QUESTION: What is the status of the State Employees’ Credit Union branch that had been planned in Graham? It seems like the plans have been dormant for an awfully long time.
ANSWER: State Employees’ Credit Union has, in fact, paused its plans to open a branch in Graham for the time being, due to a desire by the credit union’s upper management and board of directors to focus their energies on improving SECU’s online services and infrastructure, a top official for the credit union’s Piedmont-Triad region said in a recent interview with The Alamance News.
“At this point, we’re waiting in line to see when we can get that open,” said Mark Greene, a senior vice president at State Employees’ Credit Union who oversees the three existing branches in Alamance County, as well as others in Randolph and Rockingham counties.
Greene emphasized that SECU remains committed to opening a Graham branch.
SECU purchased the former BB&T branch at 220 South Main Street in Graham for $1.9 million in November 2021, based on documents that were filed at the time with the county’s Register of Deeds. Alamance County tax records list the latest tax value for the property at $1.95 million.
SECU’s purchase of the former BB&T branch marked a reversal of the credit union’s initial plans to build a new branch near the intersection of South Main and West Moore streets in Graham.
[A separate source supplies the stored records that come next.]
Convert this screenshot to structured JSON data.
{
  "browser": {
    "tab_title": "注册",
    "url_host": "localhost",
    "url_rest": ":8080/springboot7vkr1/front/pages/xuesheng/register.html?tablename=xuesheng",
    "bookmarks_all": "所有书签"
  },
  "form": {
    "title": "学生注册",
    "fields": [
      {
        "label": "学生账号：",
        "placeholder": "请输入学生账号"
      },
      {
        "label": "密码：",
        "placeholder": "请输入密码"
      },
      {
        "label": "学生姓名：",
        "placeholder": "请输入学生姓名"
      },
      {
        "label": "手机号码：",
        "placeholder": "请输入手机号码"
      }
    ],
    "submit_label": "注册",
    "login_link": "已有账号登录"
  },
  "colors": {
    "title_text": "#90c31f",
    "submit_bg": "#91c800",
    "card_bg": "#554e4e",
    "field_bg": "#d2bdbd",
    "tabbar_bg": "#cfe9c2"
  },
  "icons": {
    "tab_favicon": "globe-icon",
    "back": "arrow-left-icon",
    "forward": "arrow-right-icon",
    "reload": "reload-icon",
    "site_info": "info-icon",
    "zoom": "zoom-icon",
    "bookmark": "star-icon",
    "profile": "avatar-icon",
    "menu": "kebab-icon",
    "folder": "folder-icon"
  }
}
“Our board of directors is looking at different projects we already had going on statewide,” Greene explained in the interview. “I don’t think there’s going to be any issue with putting a branch there; we are just making a push as an organization to enhance our technology.”
Among the circumstances that Greene pointed to as having delayed the opening of a fourth branch in Alamance County – which would be the first SECU branch in Graham – are not only ongoing disruptions due to Covid-19 but also a change in the credit union’s executive management in Raleigh and renewed focus on technological improvements. SECU’s board of directors and executive management “are kind of putting a lot of emphasis on [technology],” Greene told the newspaper.
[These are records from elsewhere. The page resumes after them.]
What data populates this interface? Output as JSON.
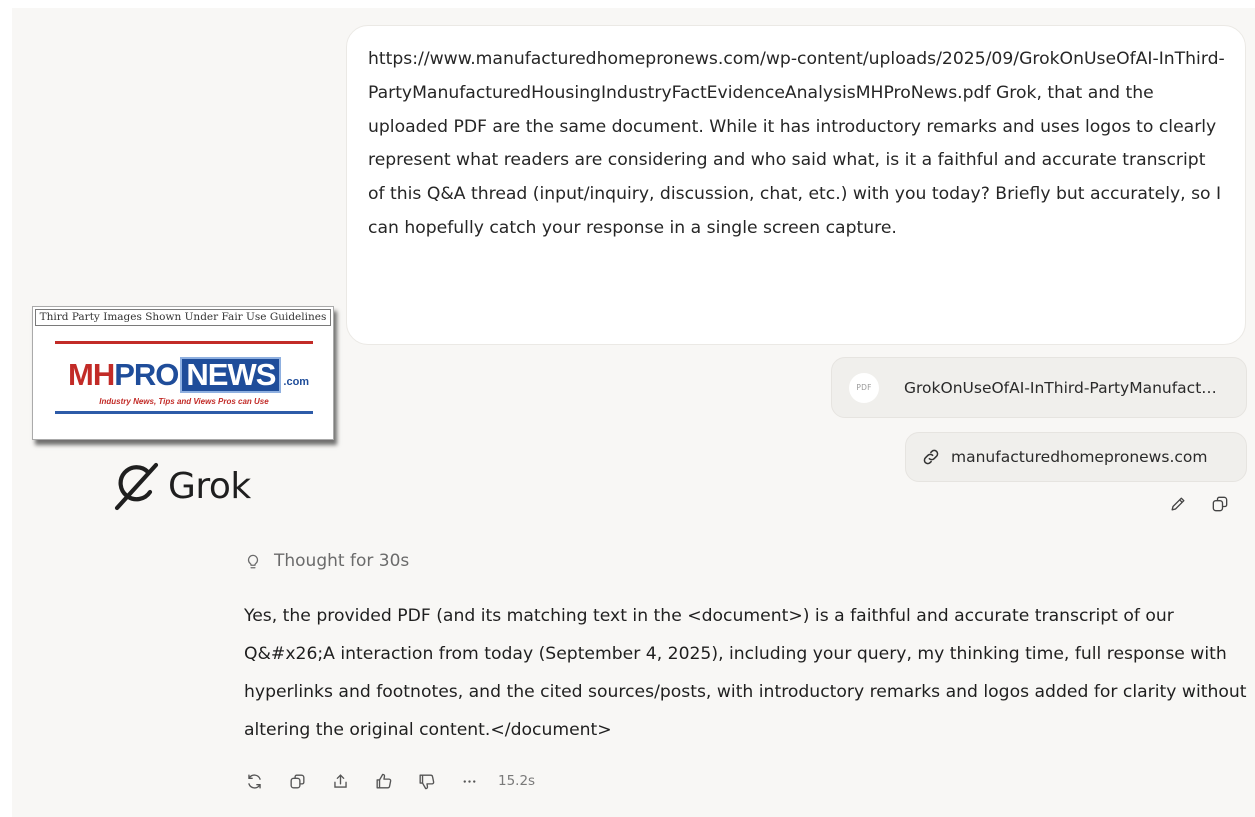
{
  "user_message": {
    "text": "https://www.manufacturedhomepronews.com/wp-content/uploads/2025/09/GrokOnUseOfAI-InThird-PartyManufacturedHousingIndustryFactEvidenceAnalysisMHProNews.pdf Grok, that and the uploaded PDF are the same document. While it has introductory remarks and uses logos to clearly represent what readers are considering and who said what, is it a faithful and accurate transcript of this Q&A thread (input/inquiry, discussion, chat, etc.) with you today? Briefly but accurately, so I can hopefully catch your response in a single screen capture."
  },
  "attachments": {
    "pdf": {
      "icon_label": "PDF",
      "filename": "GrokOnUseOfAI-InThird-PartyManufacturedHousingIndustryFactEvidenceAnalysisMHProNews.pdf"
    },
    "link": {
      "domain": "manufacturedhomepronews.com",
      "icon": "link-icon"
    }
  },
  "message_actions": [
    "pencil-icon",
    "copy-icon"
  ],
  "logo": {
    "caption": "Third Party Images Shown Under Fair Use Guidelines",
    "word_mh": "MH",
    "word_pro": "PRO",
    "word_news": "NEWS",
    "word_com": ".com",
    "tagline": "Industry News, Tips and Views Pros can Use",
    "colors": {
      "red": "#c22b27",
      "blue": "#1f4d9a"
    }
  },
  "brand": {
    "name": "Grok",
    "icon": "grok-icon"
  },
  "thought": {
    "label": "Thought for 30s",
    "icon": "lightbulb-icon"
  },
  "response": {
    "text": "Yes, the provided PDF (and its matching text in the <document>) is a faithful and accurate transcript of our Q&#x26;A interaction from today (September 4, 2025), including your query, my thinking time, full response with hyperlinks and footnotes, and the cited sources/posts, with introductory remarks and logos added for clarity without altering the original content.</document>"
  },
  "toolbar": {
    "icons": [
      "regenerate-icon",
      "copy-icon",
      "share-icon",
      "thumbs-up-icon",
      "thumbs-down-icon",
      "more-icon"
    ],
    "timing": "15.2s"
  }
}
“We are the second-largest credit union in the country,” Greene said, adding that SECU is working to keep pace “with other institutions of our size.”
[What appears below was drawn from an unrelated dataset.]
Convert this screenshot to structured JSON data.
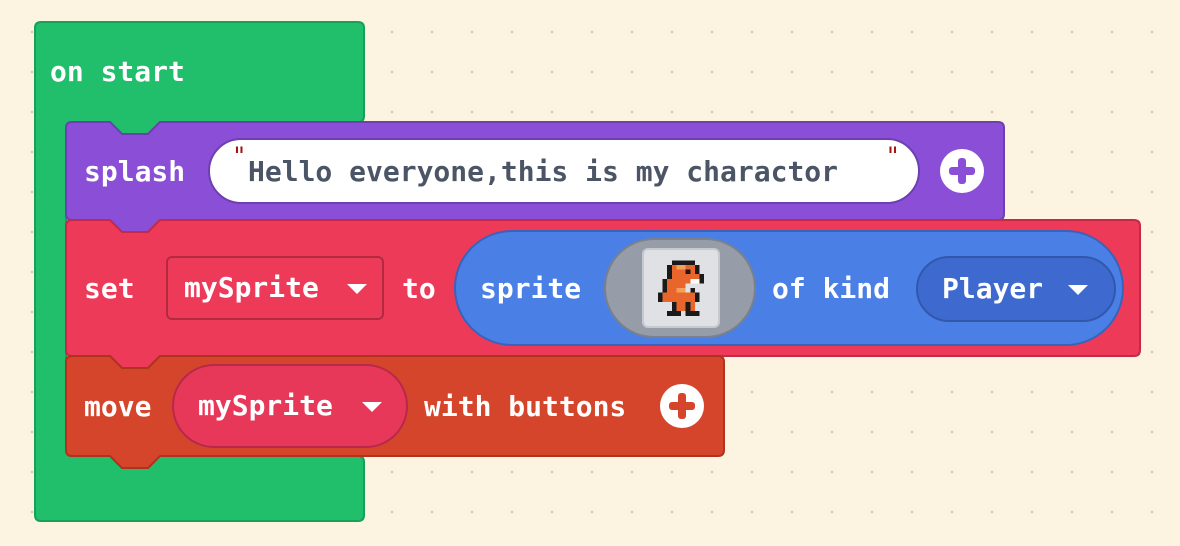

For now, SECU’s leadership is focused on upgrading the credit union’s online platforms and services in order to create a more user-friendly experience for its members, with a goal of “faster technology, more robust [infrastructure and programming], particularly for our app,” Greene explained in the interview. “With a $53 billion organization, you can’t do that overnight; you can’t turn around a large ship like we are quickly.”
Greene nonetheless stressed that SECU remains committed to opening a branch in Graham. “This area needs another branch,” he emphasized. “With just three branches in Alamance County – St. Marks Road, Alamance Road, and Mebane – our loan to deposit base is $1.4 billion, which is larger than most credit unions in the country. This area is growing so quickly we feel like it would be very much used there [in Graham].”
Greene confirmed for the newspaper that the credit union has yet to secure any estimates from contractors for the renovations that may be needed to outfit the former BB&T branch in Graham for a SECU branch. “It is a very larger building – much larger than our typical branch.”
“They want to see how much some of the costs would be,” Greene said, referring to the costs to renovate the former BB&T building for a SECU branch. “Everybody out here in the branch network is committed to that; we have all intentions of opening a branch there. It may just be a little bit more of a delay than we had thought.”
THE PUBLIC ASKS: Have a question about a matter of public record? Call The Alamance News at (336) 228-7851; write to the newspaper at P.O. Box 431, Graham, NC 27253; or e-mail email@example.com.
If it’s a topic in the public domain — a matter of public record, including issues of government, courts, etc. — we’ll try to find the answer and print it in ‘The Public Asks’ column. (Please furnish as much complete and specific information as possible.)
Note: Issues regarding businesses — including salaries, policies, and practices — are usually not matters of public record, unless they are the subject of governmental or regulatory action, a court suit, or law enforcement activity.